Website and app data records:
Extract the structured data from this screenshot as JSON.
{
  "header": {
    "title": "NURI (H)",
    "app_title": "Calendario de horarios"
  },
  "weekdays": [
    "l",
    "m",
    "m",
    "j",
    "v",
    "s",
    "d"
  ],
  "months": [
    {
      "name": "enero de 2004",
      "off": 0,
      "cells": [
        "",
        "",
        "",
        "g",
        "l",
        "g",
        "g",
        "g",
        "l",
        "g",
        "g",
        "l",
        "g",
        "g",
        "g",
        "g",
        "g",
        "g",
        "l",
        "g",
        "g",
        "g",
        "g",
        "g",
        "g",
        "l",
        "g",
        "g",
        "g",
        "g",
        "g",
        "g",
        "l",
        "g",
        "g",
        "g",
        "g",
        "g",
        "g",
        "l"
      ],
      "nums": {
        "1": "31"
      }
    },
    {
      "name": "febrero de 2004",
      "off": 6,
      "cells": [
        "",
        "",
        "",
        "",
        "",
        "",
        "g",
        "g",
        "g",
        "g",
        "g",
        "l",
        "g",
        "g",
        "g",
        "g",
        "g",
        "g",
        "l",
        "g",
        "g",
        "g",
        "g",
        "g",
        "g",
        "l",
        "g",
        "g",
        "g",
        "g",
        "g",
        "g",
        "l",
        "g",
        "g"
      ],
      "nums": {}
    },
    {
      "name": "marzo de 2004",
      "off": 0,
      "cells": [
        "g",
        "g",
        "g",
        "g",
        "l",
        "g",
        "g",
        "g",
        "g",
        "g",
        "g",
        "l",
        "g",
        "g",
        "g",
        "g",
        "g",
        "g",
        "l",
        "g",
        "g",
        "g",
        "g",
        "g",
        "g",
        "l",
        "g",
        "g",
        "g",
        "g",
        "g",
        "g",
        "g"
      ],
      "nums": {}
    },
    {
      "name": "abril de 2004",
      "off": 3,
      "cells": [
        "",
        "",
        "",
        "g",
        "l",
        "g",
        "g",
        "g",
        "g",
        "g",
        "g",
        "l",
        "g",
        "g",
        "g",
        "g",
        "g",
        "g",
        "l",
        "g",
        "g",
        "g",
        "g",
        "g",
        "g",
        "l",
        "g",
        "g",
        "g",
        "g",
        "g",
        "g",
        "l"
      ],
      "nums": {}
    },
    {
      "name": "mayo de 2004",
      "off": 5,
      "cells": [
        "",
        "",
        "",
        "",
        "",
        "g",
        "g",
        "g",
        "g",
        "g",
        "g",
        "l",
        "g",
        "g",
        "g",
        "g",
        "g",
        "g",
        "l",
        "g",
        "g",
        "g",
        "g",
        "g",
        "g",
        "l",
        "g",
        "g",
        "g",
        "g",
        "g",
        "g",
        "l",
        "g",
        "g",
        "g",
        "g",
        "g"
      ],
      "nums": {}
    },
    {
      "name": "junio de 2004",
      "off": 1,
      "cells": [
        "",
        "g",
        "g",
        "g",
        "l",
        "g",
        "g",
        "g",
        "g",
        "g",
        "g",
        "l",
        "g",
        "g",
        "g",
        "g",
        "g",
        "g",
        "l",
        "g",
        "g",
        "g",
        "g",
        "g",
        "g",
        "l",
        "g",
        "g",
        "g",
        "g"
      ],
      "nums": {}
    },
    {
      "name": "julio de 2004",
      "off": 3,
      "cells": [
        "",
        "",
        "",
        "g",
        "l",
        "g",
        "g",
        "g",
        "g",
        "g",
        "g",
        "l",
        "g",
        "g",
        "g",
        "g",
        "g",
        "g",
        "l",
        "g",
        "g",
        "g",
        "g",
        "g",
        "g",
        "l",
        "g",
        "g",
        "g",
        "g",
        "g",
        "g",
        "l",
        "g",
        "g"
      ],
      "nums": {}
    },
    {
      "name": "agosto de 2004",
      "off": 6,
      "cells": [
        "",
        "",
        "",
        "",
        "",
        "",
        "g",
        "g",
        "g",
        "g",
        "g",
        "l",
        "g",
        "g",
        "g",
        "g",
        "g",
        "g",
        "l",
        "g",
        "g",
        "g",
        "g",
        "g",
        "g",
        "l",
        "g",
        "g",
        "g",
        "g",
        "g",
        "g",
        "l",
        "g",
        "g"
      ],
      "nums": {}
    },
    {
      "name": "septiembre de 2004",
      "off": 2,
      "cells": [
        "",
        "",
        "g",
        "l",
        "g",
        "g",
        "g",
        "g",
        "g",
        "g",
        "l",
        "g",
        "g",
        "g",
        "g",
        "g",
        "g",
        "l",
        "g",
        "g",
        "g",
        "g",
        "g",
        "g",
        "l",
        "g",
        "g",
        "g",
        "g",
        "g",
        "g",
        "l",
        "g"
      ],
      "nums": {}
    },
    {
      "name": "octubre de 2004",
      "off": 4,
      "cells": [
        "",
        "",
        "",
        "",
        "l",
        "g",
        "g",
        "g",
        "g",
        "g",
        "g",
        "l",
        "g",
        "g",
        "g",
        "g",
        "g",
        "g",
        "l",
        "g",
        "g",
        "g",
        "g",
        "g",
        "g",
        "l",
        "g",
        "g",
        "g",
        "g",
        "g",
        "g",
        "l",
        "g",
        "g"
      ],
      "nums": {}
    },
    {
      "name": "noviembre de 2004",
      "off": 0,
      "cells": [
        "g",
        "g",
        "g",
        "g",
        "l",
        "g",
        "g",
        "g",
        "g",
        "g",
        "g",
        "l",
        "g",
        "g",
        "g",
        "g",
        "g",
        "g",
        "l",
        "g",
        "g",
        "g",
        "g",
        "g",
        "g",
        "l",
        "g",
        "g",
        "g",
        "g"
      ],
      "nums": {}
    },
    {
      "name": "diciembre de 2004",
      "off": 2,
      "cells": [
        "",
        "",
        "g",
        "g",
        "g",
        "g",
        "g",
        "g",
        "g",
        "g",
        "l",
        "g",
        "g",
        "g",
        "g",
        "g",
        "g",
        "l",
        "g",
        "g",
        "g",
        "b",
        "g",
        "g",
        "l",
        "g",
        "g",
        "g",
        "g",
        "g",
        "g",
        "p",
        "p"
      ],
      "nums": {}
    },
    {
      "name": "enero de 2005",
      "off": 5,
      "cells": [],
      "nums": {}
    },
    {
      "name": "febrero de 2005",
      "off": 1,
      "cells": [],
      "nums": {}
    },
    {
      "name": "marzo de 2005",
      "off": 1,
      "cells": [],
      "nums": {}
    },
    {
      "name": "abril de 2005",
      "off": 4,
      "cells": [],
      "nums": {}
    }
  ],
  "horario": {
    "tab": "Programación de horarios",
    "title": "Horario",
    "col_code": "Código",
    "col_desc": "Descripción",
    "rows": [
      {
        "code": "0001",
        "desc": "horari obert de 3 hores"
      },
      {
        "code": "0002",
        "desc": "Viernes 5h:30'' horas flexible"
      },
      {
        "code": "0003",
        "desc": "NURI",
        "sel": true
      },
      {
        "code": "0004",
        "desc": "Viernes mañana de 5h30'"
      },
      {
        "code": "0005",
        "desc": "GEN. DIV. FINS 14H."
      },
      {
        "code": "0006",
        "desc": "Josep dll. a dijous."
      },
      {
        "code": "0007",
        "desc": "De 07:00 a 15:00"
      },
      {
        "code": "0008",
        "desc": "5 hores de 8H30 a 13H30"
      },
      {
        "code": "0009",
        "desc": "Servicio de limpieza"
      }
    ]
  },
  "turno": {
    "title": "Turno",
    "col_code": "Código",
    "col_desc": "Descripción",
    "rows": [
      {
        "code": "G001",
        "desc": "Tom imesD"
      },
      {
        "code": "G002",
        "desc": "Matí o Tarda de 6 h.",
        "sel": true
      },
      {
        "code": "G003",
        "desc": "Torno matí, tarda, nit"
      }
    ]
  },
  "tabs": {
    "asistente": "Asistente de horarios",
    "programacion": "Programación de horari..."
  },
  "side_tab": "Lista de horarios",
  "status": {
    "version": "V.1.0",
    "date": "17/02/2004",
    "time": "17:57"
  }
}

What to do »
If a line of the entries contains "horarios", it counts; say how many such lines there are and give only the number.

Response area »
4